It’s important to note that there are several types of diabetes: type 1 diabetes, type 2 diabetes, and gestational diabetes (diabetes during pregnancy), but according to the Centers for Disease Control and Prevention (CDC), About 90 to 95% of people with diabetes have type 2 diabetes, which occurs when the body doesn’t make or use insulin properly.
In fact, type 2 diabetes can appear at any age, even in childhood. However, this type of diabetes often occurs in middle-aged and elderly people.
In type 1 diabetes, the body does not produce insulin because the immune system attacks and destroys the cells in the pancreas that make it.
Type 1 diabetes is most commonly diagnosed in children and young adults, although it can appear at any age and people with type 1 diabetes have to use insulin daily to survive.
That said, the portal PodriaTenerPrediabates.org reported that “People with type 2 diabetes are at increased risk of health problemssuch as heart attack, stroke, kidney failure, blindness, and amputation (operative removal) of a lower limb (a toe, foot, or leg).
Therefore, the symptoms to pay attention to are:
- Increased thirst and urination.
- Blurred vision
- Unexpected weight loss.
- Increased appetite.
- Slow-healing wounds and frequent infections.
- Red, swollen and sensitive gums.
- Tingling or numbness in hands or feet.

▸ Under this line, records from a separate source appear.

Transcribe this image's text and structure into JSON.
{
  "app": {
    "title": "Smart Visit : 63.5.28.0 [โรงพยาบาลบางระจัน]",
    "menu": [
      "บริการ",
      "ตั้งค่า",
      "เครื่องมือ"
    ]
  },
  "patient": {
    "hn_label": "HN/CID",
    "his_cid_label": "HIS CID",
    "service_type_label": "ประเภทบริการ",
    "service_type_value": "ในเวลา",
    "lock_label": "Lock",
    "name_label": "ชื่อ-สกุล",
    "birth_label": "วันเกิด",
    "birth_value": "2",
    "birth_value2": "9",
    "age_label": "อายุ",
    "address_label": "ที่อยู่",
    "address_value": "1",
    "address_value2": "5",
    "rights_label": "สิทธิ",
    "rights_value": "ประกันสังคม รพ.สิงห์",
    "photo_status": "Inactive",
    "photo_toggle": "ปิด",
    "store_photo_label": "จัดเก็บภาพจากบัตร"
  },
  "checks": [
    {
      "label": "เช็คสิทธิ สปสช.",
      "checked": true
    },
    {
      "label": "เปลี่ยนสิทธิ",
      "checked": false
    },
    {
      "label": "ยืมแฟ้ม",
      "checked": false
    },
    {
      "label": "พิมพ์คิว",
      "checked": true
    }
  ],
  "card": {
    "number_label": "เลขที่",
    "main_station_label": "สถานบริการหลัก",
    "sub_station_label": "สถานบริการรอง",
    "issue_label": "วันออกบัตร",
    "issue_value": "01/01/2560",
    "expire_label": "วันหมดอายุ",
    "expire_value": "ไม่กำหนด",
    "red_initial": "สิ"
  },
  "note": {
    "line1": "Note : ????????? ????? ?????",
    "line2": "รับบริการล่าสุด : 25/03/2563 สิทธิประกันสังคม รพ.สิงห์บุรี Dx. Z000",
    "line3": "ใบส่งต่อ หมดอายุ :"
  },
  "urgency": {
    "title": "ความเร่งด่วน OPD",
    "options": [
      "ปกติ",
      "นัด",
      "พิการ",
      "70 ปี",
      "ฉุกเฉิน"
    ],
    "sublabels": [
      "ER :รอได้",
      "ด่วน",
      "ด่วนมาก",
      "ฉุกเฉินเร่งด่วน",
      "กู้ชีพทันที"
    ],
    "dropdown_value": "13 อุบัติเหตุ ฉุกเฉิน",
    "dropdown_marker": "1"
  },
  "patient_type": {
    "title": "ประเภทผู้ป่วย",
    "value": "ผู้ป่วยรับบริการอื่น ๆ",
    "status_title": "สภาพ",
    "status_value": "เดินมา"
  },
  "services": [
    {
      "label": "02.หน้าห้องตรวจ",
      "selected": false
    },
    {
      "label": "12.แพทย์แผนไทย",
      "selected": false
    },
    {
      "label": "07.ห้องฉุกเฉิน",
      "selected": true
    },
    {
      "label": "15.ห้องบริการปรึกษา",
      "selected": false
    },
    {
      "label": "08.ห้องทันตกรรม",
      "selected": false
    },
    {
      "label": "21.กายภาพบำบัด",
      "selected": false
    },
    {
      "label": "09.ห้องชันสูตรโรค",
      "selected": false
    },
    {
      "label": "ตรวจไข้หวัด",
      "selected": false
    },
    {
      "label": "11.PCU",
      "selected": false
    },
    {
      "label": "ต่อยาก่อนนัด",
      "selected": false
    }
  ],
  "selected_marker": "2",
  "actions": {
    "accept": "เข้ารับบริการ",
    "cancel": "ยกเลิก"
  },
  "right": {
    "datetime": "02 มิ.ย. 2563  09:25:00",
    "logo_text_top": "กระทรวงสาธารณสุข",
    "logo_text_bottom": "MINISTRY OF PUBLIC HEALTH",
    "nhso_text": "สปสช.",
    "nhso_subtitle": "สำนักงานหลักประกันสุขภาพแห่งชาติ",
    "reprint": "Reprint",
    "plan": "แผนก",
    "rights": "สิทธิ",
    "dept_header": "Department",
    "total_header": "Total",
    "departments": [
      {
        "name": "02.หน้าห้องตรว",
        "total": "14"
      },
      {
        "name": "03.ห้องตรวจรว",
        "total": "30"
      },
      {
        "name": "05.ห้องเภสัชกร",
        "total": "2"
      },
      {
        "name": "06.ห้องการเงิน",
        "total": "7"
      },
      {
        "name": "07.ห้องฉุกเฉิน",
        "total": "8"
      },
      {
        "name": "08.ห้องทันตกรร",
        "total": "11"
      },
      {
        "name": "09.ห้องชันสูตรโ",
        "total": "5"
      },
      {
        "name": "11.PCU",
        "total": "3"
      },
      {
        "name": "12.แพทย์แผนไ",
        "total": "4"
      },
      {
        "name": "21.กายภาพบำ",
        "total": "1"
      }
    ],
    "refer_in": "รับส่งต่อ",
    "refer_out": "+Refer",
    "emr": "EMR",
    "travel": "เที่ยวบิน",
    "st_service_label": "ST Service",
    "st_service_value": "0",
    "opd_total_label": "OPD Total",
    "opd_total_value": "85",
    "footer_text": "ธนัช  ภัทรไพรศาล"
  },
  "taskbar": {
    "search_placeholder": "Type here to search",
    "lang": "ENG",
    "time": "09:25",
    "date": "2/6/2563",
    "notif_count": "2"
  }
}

Thus, to know if a person is diabetic, they must have certain symptoms and their glucose levels must be high; To find out, it is recommended to measure blood sugar when you wake up in the morning and before breakfast, and If the fasting glucose level is between 70 and 100 mg/dl and less than 140 mg/dl two hours after each meal, it is considered normal.According to Spain’s Sanitas Group.
They also indicated that when insulin metabolism does not function properly, tissue cells stop properly assimilating glucose and it accumulates in the blood. Alarm bells should sound when fasting blood glucose levels are between 100 and 125 mg/dl and between 140 and 199 mg/dl after meals.
On their part, there are habits that help control the disease or prevent it, for example:
- Eat a healthy diet without sugar or saturated fat, and be aware that some foods that increase insulin in the blood are: Chocolate, candy, jam, honey, ice cream, soft drinks, alcohol, sweet cookies, fast food, refined wheat flour, sugary cereals, among others.
- drinking water. Helps remove liquid waste. Although daily water intake varies for men and women because of differences in intake, in general most men need about 13 cups of fluid per day and most women need about nine. it occurs.
- doing physical activity New WHO guidelines recommend at least 150 to 300 minutes of moderate- or vigorous-intensity aerobic physical activity per week for all adults, including those with a chronic condition or disability, and daily for children and adolescents. 60 minutes on average.
In any case, the information given above does not replace medical advice in any way and therefore the first thing to do is to consult a health expert so that he can guide the process and indicate what needs to be done for each individual. what is most suitable.